▶ _Web page and app entries_
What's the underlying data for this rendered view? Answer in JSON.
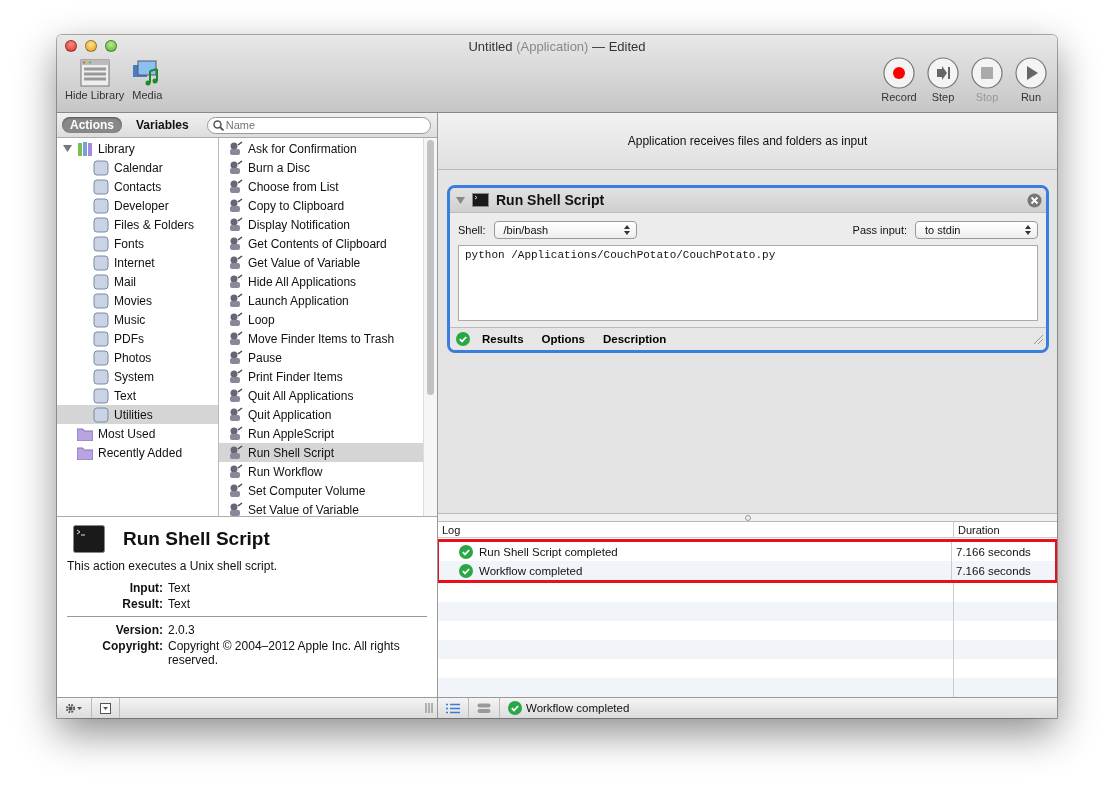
{
  "window": {
    "title": "Untitled",
    "subtitle": "(Application)",
    "suffix": "— Edited"
  },
  "toolbar_left": [
    {
      "kind": "library",
      "label": "Hide Library"
    },
    {
      "kind": "media",
      "label": "Media"
    }
  ],
  "toolbar_right": [
    {
      "kind": "record",
      "label": "Record",
      "disabled": false
    },
    {
      "kind": "step",
      "label": "Step",
      "disabled": false
    },
    {
      "kind": "stop",
      "label": "Stop",
      "disabled": true
    },
    {
      "kind": "run",
      "label": "Run",
      "disabled": false
    }
  ],
  "library_tabs": [
    {
      "label": "Actions",
      "selected": true
    },
    {
      "label": "Variables",
      "selected": false
    }
  ],
  "search": {
    "placeholder": "Name"
  },
  "library": [
    {
      "label": "Library",
      "expanded": true,
      "selected": false,
      "children": [
        {
          "label": "Calendar",
          "selected": false
        },
        {
          "label": "Contacts",
          "selected": false
        },
        {
          "label": "Developer",
          "selected": false
        },
        {
          "label": "Files & Folders",
          "selected": false
        },
        {
          "label": "Fonts",
          "selected": false
        },
        {
          "label": "Internet",
          "selected": false
        },
        {
          "label": "Mail",
          "selected": false
        },
        {
          "label": "Movies",
          "selected": false
        },
        {
          "label": "Music",
          "selected": false
        },
        {
          "label": "PDFs",
          "selected": false
        },
        {
          "label": "Photos",
          "selected": false
        },
        {
          "label": "System",
          "selected": false
        },
        {
          "label": "Text",
          "selected": false
        },
        {
          "label": "Utilities",
          "selected": true
        }
      ]
    },
    {
      "label": "Most Used",
      "selected": false
    },
    {
      "label": "Recently Added",
      "selected": false
    }
  ],
  "actions": [
    {
      "label": "Ask for Confirmation",
      "selected": false
    },
    {
      "label": "Burn a Disc",
      "selected": false
    },
    {
      "label": "Choose from List",
      "selected": false
    },
    {
      "label": "Copy to Clipboard",
      "selected": false
    },
    {
      "label": "Display Notification",
      "selected": false
    },
    {
      "label": "Get Contents of Clipboard",
      "selected": false
    },
    {
      "label": "Get Value of Variable",
      "selected": false
    },
    {
      "label": "Hide All Applications",
      "selected": false
    },
    {
      "label": "Launch Application",
      "selected": false
    },
    {
      "label": "Loop",
      "selected": false
    },
    {
      "label": "Move Finder Items to Trash",
      "selected": false
    },
    {
      "label": "Pause",
      "selected": false
    },
    {
      "label": "Print Finder Items",
      "selected": false
    },
    {
      "label": "Quit All Applications",
      "selected": false
    },
    {
      "label": "Quit Application",
      "selected": false
    },
    {
      "label": "Run AppleScript",
      "selected": false
    },
    {
      "label": "Run Shell Script",
      "selected": true
    },
    {
      "label": "Run Workflow",
      "selected": false
    },
    {
      "label": "Set Computer Volume",
      "selected": false
    },
    {
      "label": "Set Value of Variable",
      "selected": false
    }
  ],
  "description": {
    "title": "Run Shell Script",
    "text": "This action executes a Unix shell script.",
    "fields": [
      {
        "label": "Input:",
        "value": "Text"
      },
      {
        "label": "Result:",
        "value": "Text"
      }
    ],
    "meta": [
      {
        "label": "Version:",
        "value": "2.0.3"
      },
      {
        "label": "Copyright:",
        "value": "Copyright © 2004–2012 Apple Inc.  All rights reserved."
      }
    ]
  },
  "workflow": {
    "input_banner": "Application receives files and folders as input",
    "action": {
      "title": "Run Shell Script",
      "expanded": true,
      "shell_label": "Shell:",
      "shell": "/bin/bash",
      "pass_label": "Pass input:",
      "pass": "to stdin",
      "script": "python /Applications/CouchPotato/CouchPotato.py",
      "tabs": [
        {
          "label": "Results"
        },
        {
          "label": "Options"
        },
        {
          "label": "Description"
        }
      ]
    }
  },
  "log": {
    "columns": [
      "Log",
      "Duration"
    ],
    "highlighted": true,
    "rows": [
      {
        "message": "Run Shell Script completed",
        "duration": "7.166 seconds",
        "succeeded": true
      },
      {
        "message": "Workflow completed",
        "duration": "7.166 seconds",
        "succeeded": true
      }
    ]
  },
  "status_bar": {
    "message": "Workflow completed",
    "succeeded": true
  }
}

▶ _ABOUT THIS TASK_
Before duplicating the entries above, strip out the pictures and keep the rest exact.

▶ _OUTPUT BELOW_
What's the underlying data for this rendered view? Answer in JSON.
{
  "window": {
    "title": "Untitled",
    "subtitle": "(Application)",
    "suffix": "— Edited"
  },
  "toolbar_left": [
    {
      "kind": "library",
      "label": "Hide Library"
    },
    {
      "kind": "media",
      "label": "Media"
    }
  ],
  "toolbar_right": [
    {
      "kind": "record",
      "label": "Record",
      "disabled": false
    },
    {
      "kind": "step",
      "label": "Step",
      "disabled": false
    },
    {
      "kind": "stop",
      "label": "Stop",
      "disabled": true
    },
    {
      "kind": "run",
      "label": "Run",
      "disabled": false
    }
  ],
  "library_tabs": [
    {
      "label": "Actions",
      "selected": true
    },
    {
      "label": "Variables",
      "selected": false
    }
  ],
  "search": {
    "placeholder": "Name"
  },
  "library": [
    {
      "label": "Library",
      "expanded": true,
      "selected": false,
      "children": [
        {
          "label": "Calendar",
          "selected": false
        },
        {
          "label": "Contacts",
          "selected": false
        },
        {
          "label": "Developer",
          "selected": false
        },
        {
          "label": "Files & Folders",
          "selected": false
        },
        {
          "label": "Fonts",
          "selected": false
        },
        {
          "label": "Internet",
          "selected": false
        },
        {
          "label": "Mail",
          "selected": false
        },
        {
          "label": "Movies",
          "selected": false
        },
        {
          "label": "Music",
          "selected": false
        },
        {
          "label": "PDFs",
          "selected": false
        },
        {
          "label": "Photos",
          "selected": false
        },
        {
          "label": "System",
          "selected": false
        },
        {
          "label": "Text",
          "selected": false
        },
        {
          "label": "Utilities",
          "selected": true
        }
      ]
    },
    {
      "label": "Most Used",
      "selected": false
    },
    {
      "label": "Recently Added",
      "selected": false
    }
  ],
  "actions": [
    {
      "label": "Ask for Confirmation",
      "selected": false
    },
    {
      "label": "Burn a Disc",
      "selected": false
    },
    {
      "label": "Choose from List",
      "selected": false
    },
    {
      "label": "Copy to Clipboard",
      "selected": false
    },
    {
      "label": "Display Notification",
      "selected": false
    },
    {
      "label": "Get Contents of Clipboard",
      "selected": false
    },
    {
      "label": "Get Value of Variable",
      "selected": false
    },
    {
      "label": "Hide All Applications",
      "selected": false
    },
    {
      "label": "Launch Application",
      "selected": false
    },
    {
      "label": "Loop",
      "selected": false
    },
    {
      "label": "Move Finder Items to Trash",
      "selected": false
    },
    {
      "label": "Pause",
      "selected": false
    },
    {
      "label": "Print Finder Items",
      "selected": false
    },
    {
      "label": "Quit All Applications",
      "selected": false
    },
    {
      "label": "Quit Application",
      "selected": false
    },
    {
      "label": "Run AppleScript",
      "selected": false
    },
    {
      "label": "Run Shell Script",
      "selected": true
    },
    {
      "label": "Run Workflow",
      "selected": false
    },
    {
      "label": "Set Computer Volume",
      "selected": false
    },
    {
      "label": "Set Value of Variable",
      "selected": false
    }
  ],
  "description": {
    "title": "Run Shell Script",
    "text": "This action executes a Unix shell script.",
    "fields": [
      {
        "label": "Input:",
        "value": "Text"
      },
      {
        "label": "Result:",
        "value": "Text"
      }
    ],
    "meta": [
      {
        "label": "Version:",
        "value": "2.0.3"
      },
      {
        "label": "Copyright:",
        "value": "Copyright © 2004–2012 Apple Inc.  All rights reserved."
      }
    ]
  },
  "workflow": {
    "input_banner": "Application receives files and folders as input",
    "action": {
      "title": "Run Shell Script",
      "expanded": true,
      "shell_label": "Shell:",
      "shell": "/bin/bash",
      "pass_label": "Pass input:",
      "pass": "to stdin",
      "script": "python /Applications/CouchPotato/CouchPotato.py",
      "tabs": [
        {
          "label": "Results"
        },
        {
          "label": "Options"
        },
        {
          "label": "Description"
        }
      ]
    }
  },
  "log": {
    "columns": [
      "Log",
      "Duration"
    ],
    "highlighted": true,
    "rows": [
      {
        "message": "Run Shell Script completed",
        "duration": "7.166 seconds",
        "succeeded": true
      },
      {
        "message": "Workflow completed",
        "duration": "7.166 seconds",
        "succeeded": true
      }
    ]
  },
  "status_bar": {
    "message": "Workflow completed",
    "succeeded": true
  }
}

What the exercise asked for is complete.